**Work instructions**. Scan the data. Collect each line that contains the word "placeholder".

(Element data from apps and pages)
++++++++++++++++++++

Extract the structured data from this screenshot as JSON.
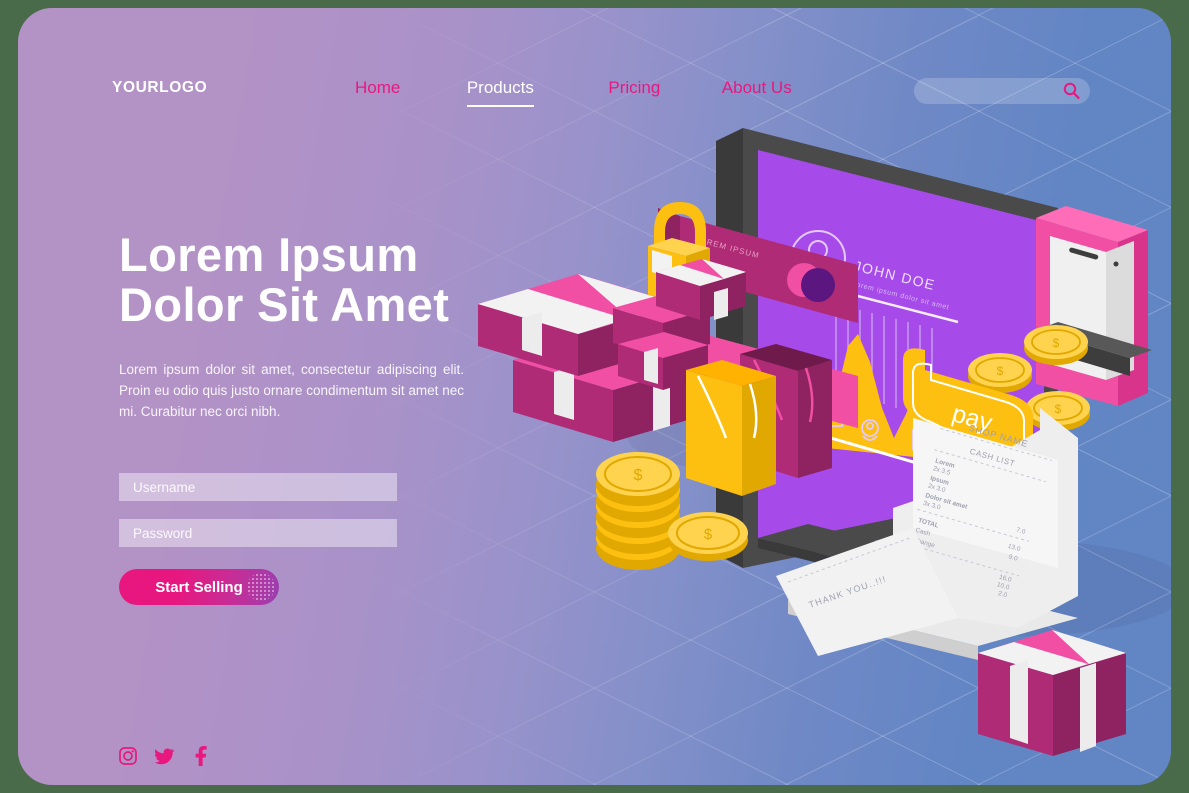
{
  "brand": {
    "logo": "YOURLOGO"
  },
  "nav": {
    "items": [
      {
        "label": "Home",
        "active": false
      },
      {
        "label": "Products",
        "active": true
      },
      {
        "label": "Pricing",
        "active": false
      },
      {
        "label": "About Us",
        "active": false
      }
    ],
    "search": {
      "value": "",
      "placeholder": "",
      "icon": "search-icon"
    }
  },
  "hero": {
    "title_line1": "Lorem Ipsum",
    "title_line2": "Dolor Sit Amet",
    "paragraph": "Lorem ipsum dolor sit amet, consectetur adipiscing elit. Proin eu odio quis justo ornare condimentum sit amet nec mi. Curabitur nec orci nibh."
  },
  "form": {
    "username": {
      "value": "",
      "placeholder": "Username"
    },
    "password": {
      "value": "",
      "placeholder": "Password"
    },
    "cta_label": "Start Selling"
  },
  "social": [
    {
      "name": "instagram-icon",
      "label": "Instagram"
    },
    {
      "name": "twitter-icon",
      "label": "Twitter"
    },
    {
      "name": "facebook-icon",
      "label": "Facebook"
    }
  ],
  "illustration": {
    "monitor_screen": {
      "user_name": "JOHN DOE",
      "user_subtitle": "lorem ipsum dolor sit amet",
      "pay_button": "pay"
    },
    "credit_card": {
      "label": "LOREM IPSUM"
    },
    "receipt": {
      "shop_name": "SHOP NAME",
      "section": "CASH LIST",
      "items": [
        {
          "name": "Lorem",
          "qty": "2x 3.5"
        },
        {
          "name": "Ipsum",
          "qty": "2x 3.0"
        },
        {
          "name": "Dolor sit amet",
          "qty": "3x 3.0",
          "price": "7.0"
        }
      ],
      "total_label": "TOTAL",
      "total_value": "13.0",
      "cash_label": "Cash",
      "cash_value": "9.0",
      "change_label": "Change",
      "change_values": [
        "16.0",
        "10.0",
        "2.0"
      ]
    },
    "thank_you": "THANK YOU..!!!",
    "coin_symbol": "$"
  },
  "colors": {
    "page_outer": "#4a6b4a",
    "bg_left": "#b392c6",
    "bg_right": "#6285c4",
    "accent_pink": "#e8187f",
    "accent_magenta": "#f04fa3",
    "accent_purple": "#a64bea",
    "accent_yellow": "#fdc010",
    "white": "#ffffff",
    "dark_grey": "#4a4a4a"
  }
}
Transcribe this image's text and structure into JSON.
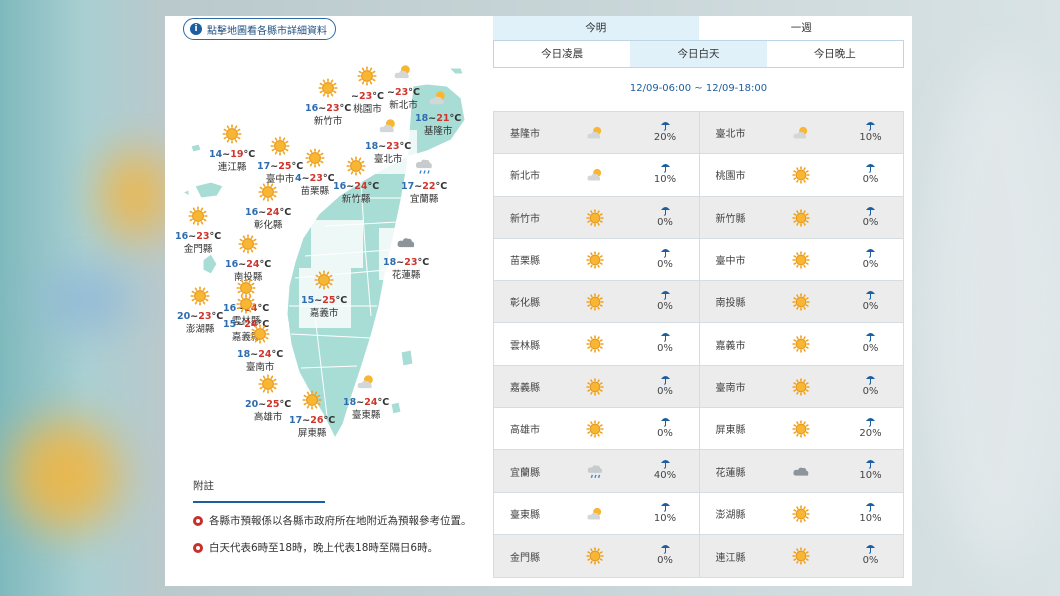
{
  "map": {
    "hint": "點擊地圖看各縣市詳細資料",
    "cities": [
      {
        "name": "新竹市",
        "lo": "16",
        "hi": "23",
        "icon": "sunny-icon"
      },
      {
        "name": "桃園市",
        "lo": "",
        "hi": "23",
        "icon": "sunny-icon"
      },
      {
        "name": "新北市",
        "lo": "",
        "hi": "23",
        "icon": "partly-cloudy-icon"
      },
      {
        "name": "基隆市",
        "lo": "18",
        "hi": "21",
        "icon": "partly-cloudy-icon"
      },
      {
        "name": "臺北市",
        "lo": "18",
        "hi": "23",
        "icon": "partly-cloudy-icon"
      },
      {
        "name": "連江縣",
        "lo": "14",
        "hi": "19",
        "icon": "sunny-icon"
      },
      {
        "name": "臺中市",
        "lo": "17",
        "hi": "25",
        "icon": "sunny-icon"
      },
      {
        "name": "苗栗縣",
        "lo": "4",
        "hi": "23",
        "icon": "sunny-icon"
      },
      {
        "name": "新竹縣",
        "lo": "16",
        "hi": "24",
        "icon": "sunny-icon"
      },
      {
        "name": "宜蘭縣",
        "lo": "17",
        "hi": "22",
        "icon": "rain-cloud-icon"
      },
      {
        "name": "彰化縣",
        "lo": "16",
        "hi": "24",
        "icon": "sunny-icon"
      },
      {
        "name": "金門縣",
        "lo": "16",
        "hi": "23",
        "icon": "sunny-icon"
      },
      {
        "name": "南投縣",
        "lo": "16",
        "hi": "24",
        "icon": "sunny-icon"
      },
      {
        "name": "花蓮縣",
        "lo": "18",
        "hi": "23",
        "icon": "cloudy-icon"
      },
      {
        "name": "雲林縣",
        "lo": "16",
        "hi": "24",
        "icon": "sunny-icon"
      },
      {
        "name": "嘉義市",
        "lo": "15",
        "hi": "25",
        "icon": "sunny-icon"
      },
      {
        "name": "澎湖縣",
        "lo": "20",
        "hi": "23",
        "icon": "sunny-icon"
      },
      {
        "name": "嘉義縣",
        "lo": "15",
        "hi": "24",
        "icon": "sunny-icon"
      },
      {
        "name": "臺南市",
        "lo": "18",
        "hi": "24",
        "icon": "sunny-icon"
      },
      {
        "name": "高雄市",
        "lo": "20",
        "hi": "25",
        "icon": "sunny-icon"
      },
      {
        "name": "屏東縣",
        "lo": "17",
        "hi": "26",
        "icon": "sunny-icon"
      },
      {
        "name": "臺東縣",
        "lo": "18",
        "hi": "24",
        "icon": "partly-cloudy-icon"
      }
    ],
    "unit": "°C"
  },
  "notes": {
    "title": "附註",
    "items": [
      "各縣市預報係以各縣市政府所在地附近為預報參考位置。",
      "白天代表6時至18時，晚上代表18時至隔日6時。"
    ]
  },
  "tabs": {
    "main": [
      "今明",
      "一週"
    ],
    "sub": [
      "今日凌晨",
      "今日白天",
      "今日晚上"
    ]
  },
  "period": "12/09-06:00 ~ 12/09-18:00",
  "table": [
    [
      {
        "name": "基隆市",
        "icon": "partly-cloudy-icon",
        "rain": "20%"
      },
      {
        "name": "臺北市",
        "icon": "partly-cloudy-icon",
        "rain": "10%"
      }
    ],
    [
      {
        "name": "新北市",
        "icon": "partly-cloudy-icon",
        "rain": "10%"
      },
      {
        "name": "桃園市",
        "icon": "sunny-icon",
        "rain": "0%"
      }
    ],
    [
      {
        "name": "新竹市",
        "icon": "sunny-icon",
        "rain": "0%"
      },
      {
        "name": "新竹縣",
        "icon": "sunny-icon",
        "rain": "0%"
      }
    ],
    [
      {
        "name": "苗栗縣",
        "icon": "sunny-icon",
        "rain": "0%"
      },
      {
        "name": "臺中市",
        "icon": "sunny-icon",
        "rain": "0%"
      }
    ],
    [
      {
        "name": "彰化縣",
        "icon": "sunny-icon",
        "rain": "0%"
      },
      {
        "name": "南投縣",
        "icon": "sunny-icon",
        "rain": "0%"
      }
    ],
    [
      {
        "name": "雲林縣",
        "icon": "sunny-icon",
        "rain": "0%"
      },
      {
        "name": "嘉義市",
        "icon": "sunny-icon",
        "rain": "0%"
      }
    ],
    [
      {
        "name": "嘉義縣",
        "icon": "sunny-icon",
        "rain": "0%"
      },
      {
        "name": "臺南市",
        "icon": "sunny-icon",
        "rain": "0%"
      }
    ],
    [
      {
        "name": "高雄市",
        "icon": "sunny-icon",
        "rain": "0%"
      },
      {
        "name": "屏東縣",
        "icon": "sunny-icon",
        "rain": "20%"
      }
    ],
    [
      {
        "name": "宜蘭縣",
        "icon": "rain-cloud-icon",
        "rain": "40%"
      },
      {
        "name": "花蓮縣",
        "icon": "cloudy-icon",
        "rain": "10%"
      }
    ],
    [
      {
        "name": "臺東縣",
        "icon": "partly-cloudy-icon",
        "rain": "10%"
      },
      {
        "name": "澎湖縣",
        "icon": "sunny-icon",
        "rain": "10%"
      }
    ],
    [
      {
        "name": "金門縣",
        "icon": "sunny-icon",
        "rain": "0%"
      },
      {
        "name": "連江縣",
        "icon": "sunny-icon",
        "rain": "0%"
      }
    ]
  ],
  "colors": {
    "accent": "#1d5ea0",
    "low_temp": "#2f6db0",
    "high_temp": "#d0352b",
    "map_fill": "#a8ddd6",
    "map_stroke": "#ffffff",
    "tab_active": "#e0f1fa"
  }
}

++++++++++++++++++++

**Reply to the task**.
      "placeholder": "",
      "placeholder": "Username"
      "placeholder": "Password"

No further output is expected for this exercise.